I don’t know what effect this reading has had on my prose, but counter-intuitively, it’s already improved my productivity. Enjoying other people’s words with no sense of responsibility for their use, living in the world’s they’ve crafted, I feel so much more inspired.




Thirty-one extra people in the Lake District and a villain I now like

Thirty-one extra people in the Lake District and a villain I now like

Last week was special. I have seven younger siblings and as there are thirty-three husbands/wives/partners and children, it’s rare even those in the UK are all in the same place at once. Pretty much my whole family met in the Lake District to welcome my third sister and family who were visiting the UK from New Zealand. It was the first time most of us had seen them for six years. Some children had either to be introduced or re-introduced to each other. And yet, shared genes and heritage created an immediate shorthand. I’ve never had to explain one of my children to their cousins in the way I’ve needed to do to their friends. (Meeting my own first cousins a few weeks ago was a very similar experience.)

Thanks to another sister’s and brother-in-law’s organisation, there were nerf gun fights, party games and I sent my eleven-year-old son on the Via Ferrata. (As he was making his way there without me, I watched this on Youtube!)

As for my novel, I would say I’m fleshing out my world, but that’s a very active term. Ian McEwan described this point as ‘coming into focus’. (Who says I have to be a literary genius before I compare my process with his?) I’m asking questions and finding answers that convince and interest me. These may not reach the final product, but they will still improve it.

For instance, Jane has always been the nearest thing to a villain in my mind- bitter, disowning her own son- but this morning I realised how she’d got to that point. I think I like her.

Work-life balance would be a struggle if I had lots of work. This is not a complaint. Actually, I’m becoming increasingly relaxed about the ebb and flow of freelancing. The current ebb means I have time to prepare for next term, find things to do with the children over the summer, help my son relearn how to touch type, push him to learn some Spanish, write my current novel, submit my previous one and catch up on reading. And the reduction in stress means inspiration comes more easily. I suppose it’s the flip-side of the perennial working parent’s complaint- that you can never do everything as well as you want. When you don’t have to do everything, your performance improves.
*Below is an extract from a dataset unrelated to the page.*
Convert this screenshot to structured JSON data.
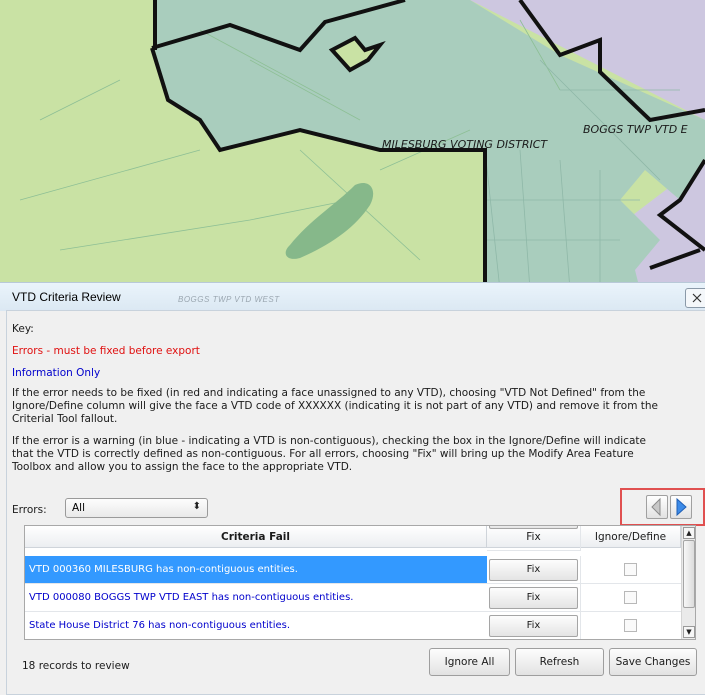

Explaining Michael House in 1200 words.

Explaining Michael House in 1200 words.

I don’t actually live at Michael House, though at times in the last couple of months it has felt and probably looked like it to the residents. I’m a freelance journalist writing an article about the place.

I had a little panic when I received the job, although it had been my idea. So many awards! So many different things going on! It all seemed very complicated. What if I couldn’t distill everything into 1200 words? And what if no one wanted to speak to me?

But eventually, the information fell into place. As for interviews, I couldn’t stop people telling me about their lives. Keeping within word count was a challenge.

There were common themes. Most had become homeless after a relationship breakdown. Everyone was relieved to have a door to lock behind them. And they were all looking forward to their next chapter.

I’m hoping the article will explain why Michael’s is so special. Meanwhile, here are some photos of the garden that the gifted Sarah Cotton took for the magazine: